▸ Interface dataset entries
+++++
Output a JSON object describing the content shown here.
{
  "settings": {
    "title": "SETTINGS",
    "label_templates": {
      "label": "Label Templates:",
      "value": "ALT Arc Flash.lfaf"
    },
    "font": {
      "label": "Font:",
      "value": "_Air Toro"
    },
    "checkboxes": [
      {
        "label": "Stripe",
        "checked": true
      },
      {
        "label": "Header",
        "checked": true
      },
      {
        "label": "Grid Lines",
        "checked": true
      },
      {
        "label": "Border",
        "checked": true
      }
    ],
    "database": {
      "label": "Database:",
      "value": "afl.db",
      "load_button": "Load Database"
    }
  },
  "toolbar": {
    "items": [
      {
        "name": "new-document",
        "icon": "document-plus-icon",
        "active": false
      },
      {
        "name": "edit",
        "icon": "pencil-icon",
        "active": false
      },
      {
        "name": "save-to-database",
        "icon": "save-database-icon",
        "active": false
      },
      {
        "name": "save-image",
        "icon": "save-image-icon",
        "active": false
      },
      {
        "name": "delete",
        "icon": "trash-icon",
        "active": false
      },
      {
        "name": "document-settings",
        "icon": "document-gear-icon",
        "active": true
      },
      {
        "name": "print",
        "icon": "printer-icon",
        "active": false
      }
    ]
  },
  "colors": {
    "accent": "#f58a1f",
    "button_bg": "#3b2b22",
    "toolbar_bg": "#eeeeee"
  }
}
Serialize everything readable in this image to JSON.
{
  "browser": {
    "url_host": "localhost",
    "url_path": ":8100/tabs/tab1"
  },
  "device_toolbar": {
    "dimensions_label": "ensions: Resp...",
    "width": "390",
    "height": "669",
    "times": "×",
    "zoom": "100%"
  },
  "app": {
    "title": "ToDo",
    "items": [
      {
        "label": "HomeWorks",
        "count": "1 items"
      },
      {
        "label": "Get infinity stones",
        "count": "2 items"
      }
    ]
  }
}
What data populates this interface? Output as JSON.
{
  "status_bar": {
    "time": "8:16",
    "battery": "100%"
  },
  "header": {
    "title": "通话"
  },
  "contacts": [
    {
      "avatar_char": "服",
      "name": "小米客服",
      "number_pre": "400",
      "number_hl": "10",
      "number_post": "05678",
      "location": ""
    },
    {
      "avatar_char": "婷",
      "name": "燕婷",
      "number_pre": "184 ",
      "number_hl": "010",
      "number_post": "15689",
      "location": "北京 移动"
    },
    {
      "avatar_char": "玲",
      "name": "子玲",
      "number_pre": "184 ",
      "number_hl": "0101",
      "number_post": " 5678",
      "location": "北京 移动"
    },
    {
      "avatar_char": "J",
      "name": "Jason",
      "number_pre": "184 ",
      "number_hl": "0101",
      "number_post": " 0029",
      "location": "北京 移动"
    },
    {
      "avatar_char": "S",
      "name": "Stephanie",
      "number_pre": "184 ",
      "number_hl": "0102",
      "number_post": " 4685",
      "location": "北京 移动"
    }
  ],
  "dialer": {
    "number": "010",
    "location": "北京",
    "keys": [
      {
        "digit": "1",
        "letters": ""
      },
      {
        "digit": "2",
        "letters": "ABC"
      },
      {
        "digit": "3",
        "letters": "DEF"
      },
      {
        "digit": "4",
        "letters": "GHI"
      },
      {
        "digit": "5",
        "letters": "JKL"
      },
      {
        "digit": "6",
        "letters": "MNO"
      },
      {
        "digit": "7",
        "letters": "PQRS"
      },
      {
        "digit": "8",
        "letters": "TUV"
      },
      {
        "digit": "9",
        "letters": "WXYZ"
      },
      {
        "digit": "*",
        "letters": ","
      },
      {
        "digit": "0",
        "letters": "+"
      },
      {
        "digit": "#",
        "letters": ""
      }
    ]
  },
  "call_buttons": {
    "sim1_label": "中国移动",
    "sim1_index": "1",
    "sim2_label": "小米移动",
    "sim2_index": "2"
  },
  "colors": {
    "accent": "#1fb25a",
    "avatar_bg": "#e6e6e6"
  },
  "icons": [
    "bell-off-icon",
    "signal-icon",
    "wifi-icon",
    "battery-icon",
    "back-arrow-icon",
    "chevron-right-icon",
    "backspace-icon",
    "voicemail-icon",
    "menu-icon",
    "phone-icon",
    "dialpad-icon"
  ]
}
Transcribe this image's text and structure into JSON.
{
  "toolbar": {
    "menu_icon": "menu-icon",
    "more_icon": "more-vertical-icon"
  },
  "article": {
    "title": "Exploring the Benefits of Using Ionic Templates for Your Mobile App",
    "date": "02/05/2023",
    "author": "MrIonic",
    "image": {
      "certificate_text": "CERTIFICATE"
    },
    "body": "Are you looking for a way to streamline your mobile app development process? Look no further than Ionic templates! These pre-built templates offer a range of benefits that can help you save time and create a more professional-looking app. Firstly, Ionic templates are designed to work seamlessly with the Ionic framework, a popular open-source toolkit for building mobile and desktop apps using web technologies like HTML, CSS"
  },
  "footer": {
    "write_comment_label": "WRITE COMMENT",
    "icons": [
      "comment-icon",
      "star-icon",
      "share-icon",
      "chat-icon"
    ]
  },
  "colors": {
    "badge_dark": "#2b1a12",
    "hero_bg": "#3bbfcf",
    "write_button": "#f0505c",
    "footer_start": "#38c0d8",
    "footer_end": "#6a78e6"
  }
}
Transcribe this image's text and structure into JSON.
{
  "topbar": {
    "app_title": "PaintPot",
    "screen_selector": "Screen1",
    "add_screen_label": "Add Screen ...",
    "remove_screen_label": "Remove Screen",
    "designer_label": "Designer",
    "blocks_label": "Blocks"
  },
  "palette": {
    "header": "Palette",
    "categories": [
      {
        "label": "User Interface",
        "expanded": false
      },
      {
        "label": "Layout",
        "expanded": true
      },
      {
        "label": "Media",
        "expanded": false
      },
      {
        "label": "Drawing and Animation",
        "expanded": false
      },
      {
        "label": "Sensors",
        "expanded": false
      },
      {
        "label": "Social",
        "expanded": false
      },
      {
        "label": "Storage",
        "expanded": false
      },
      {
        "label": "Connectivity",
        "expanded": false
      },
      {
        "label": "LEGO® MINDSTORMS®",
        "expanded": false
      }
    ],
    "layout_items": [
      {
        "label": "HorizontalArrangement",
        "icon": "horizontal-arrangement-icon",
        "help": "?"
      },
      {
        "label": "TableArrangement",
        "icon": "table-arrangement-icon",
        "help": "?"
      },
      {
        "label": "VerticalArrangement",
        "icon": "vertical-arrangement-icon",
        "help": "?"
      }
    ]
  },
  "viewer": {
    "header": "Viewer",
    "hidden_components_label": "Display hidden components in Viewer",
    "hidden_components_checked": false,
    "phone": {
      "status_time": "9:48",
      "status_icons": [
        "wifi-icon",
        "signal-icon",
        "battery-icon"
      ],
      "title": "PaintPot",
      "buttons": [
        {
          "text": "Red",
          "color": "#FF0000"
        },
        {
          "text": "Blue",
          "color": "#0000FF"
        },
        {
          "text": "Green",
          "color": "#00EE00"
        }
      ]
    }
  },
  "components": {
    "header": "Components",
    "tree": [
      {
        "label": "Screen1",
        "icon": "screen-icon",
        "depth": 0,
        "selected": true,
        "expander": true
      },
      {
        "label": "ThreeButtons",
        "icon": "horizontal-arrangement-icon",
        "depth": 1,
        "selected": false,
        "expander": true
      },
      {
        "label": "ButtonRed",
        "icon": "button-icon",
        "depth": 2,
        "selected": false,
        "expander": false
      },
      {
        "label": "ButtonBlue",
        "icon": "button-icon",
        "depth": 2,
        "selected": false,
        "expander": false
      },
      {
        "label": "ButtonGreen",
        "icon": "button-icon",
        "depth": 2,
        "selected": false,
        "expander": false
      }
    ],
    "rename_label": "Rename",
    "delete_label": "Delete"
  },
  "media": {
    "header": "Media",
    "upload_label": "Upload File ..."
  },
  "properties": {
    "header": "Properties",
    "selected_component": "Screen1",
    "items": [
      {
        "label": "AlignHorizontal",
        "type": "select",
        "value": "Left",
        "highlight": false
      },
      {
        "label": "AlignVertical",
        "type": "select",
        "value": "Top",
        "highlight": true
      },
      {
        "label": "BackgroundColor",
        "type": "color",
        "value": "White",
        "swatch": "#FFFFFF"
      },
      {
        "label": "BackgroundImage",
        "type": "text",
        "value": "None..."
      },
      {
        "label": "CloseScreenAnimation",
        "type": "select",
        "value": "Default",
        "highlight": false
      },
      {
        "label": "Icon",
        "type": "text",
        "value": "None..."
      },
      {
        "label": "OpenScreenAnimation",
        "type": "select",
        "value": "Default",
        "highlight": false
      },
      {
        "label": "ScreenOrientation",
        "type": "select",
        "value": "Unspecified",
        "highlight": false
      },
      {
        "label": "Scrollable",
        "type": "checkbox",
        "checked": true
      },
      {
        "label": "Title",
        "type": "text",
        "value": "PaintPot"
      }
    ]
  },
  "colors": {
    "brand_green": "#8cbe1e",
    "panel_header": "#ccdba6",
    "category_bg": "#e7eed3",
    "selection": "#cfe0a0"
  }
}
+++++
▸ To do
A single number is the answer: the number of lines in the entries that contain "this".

▸ Task solution
4